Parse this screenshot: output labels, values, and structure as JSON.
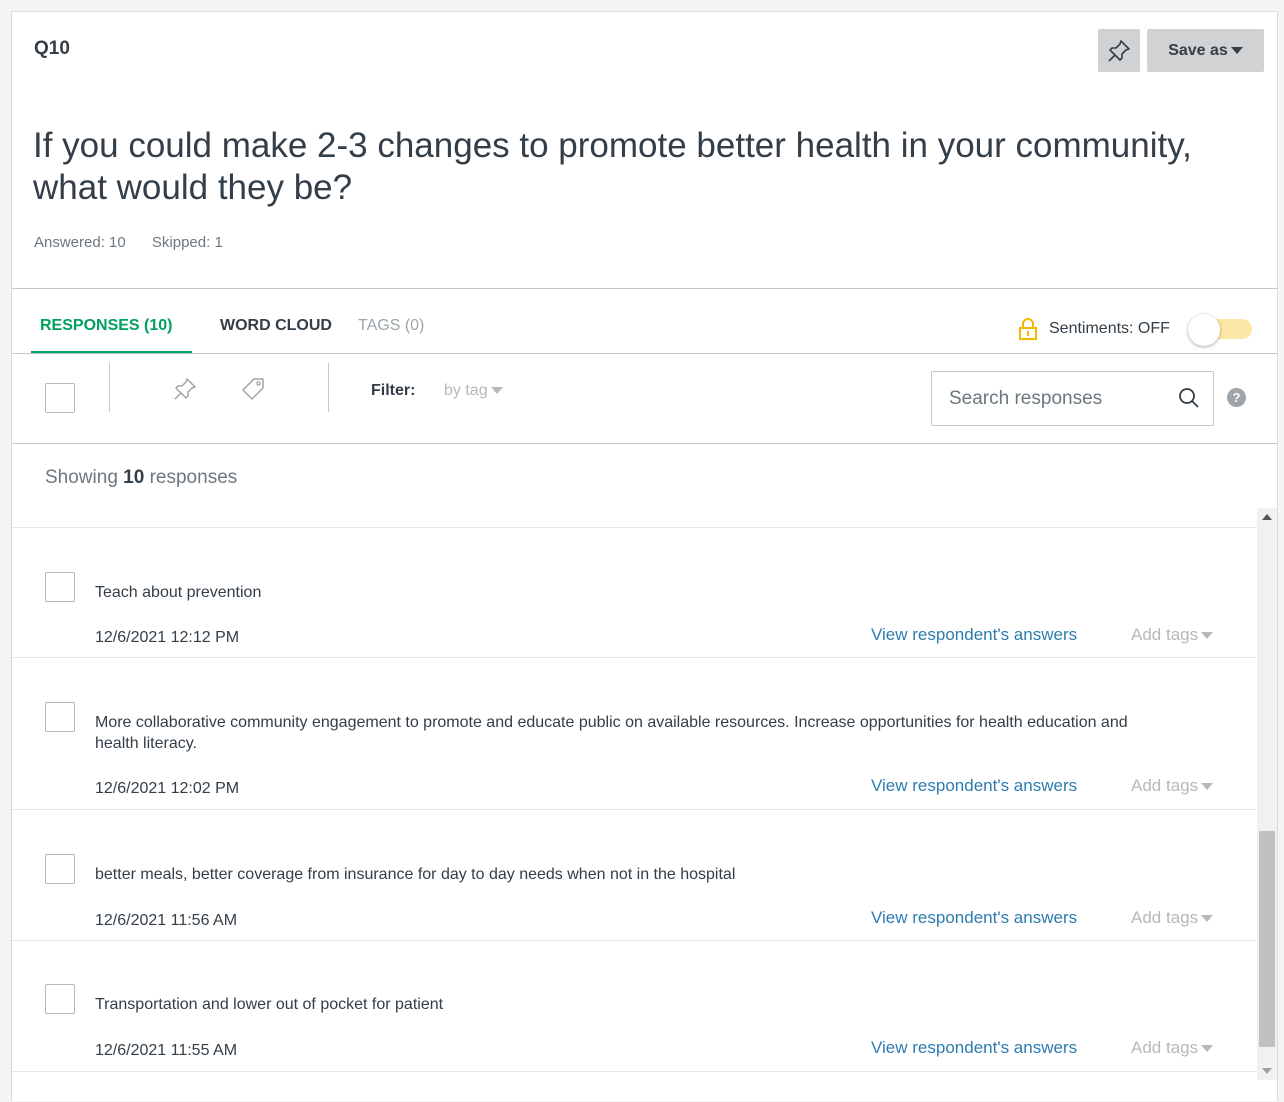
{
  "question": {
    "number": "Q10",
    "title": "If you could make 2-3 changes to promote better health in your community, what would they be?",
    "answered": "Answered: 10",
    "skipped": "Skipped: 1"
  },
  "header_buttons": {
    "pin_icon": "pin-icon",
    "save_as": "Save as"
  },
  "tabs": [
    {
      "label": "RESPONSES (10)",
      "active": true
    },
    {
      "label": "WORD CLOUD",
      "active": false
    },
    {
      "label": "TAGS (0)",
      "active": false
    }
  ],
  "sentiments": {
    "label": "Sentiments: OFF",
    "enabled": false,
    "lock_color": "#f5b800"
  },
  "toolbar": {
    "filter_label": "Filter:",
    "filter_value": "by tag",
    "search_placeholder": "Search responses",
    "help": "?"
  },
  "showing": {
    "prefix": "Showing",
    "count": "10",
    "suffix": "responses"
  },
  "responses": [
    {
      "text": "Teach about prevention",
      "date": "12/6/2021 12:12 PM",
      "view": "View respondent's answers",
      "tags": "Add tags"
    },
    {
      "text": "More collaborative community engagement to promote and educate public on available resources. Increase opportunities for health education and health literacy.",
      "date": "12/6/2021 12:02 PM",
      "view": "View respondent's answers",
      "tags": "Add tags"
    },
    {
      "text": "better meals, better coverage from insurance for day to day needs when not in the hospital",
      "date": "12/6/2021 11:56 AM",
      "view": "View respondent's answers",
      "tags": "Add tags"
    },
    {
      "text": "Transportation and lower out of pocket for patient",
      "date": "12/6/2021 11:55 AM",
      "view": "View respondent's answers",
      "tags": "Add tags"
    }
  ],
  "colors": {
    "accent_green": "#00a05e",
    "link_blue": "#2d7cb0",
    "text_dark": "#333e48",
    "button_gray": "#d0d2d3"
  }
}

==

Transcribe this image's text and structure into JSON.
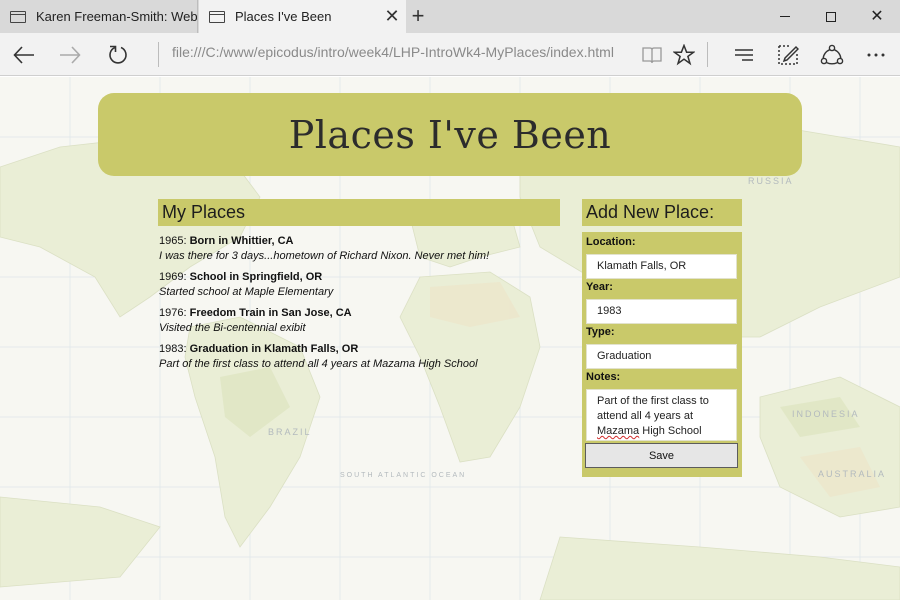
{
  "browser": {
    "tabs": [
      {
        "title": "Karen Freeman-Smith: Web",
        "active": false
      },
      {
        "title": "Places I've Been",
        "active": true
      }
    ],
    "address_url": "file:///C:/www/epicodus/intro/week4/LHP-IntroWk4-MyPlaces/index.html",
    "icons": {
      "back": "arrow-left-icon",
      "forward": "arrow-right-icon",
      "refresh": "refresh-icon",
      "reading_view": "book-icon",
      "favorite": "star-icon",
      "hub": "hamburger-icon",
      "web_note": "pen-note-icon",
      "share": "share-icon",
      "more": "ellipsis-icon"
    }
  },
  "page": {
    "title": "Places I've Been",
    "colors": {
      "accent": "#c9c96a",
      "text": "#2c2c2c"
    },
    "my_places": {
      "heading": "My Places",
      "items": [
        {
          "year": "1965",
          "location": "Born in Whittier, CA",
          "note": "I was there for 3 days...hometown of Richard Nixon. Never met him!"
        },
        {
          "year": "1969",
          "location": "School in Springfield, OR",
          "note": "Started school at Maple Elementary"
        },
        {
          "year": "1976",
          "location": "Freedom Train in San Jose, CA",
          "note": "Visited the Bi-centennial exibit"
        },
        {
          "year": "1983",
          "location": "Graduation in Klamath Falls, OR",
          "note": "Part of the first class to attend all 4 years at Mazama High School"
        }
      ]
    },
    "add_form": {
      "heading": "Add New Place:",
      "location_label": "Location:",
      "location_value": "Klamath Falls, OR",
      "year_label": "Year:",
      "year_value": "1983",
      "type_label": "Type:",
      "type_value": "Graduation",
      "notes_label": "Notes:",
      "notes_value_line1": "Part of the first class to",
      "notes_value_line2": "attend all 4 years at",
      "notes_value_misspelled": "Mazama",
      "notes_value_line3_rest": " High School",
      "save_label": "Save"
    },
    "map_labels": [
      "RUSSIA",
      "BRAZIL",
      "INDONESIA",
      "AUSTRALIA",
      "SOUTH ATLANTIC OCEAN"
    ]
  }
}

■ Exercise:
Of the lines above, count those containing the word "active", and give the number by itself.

■ Solution for this problem:
5